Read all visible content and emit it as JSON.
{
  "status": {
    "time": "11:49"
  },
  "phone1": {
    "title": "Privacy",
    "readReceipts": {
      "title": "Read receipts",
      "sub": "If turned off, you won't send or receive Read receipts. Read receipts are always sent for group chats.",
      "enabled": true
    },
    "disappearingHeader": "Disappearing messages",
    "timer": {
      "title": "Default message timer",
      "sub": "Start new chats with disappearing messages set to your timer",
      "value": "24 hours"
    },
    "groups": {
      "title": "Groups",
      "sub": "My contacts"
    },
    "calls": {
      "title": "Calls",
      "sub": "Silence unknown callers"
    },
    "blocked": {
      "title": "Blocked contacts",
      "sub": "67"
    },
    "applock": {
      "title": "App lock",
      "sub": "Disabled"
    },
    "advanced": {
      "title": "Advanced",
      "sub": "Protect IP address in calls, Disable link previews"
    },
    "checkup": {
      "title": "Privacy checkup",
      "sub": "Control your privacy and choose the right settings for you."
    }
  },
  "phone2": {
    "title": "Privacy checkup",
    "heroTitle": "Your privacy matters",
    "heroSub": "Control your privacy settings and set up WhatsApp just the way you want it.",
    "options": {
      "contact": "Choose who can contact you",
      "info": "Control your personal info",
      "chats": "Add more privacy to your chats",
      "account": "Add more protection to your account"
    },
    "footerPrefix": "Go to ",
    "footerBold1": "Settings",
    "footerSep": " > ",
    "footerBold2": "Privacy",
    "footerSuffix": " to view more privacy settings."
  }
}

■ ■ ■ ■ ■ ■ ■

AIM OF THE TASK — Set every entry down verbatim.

ANSWER TO THE PROBLEM —
Read all visible content and emit it as JSON.
{
  "status": {
    "time": "11:49"
  },
  "phone1": {
    "title": "Privacy",
    "readReceipts": {
      "title": "Read receipts",
      "sub": "If turned off, you won't send or receive Read receipts. Read receipts are always sent for group chats.",
      "enabled": true
    },
    "disappearingHeader": "Disappearing messages",
    "timer": {
      "title": "Default message timer",
      "sub": "Start new chats with disappearing messages set to your timer",
      "value": "24 hours"
    },
    "groups": {
      "title": "Groups",
      "sub": "My contacts"
    },
    "calls": {
      "title": "Calls",
      "sub": "Silence unknown callers"
    },
    "blocked": {
      "title": "Blocked contacts",
      "sub": "67"
    },
    "applock": {
      "title": "App lock",
      "sub": "Disabled"
    },
    "advanced": {
      "title": "Advanced",
      "sub": "Protect IP address in calls, Disable link previews"
    },
    "checkup": {
      "title": "Privacy checkup",
      "sub": "Control your privacy and choose the right settings for you."
    }
  },
  "phone2": {
    "title": "Privacy checkup",
    "heroTitle": "Your privacy matters",
    "heroSub": "Control your privacy settings and set up WhatsApp just the way you want it.",
    "options": {
      "contact": "Choose who can contact you",
      "info": "Control your personal info",
      "chats": "Add more privacy to your chats",
      "account": "Add more protection to your account"
    },
    "footerPrefix": "Go to ",
    "footerBold1": "Settings",
    "footerSep": " > ",
    "footerBold2": "Privacy",
    "footerSuffix": " to view more privacy settings."
  }
}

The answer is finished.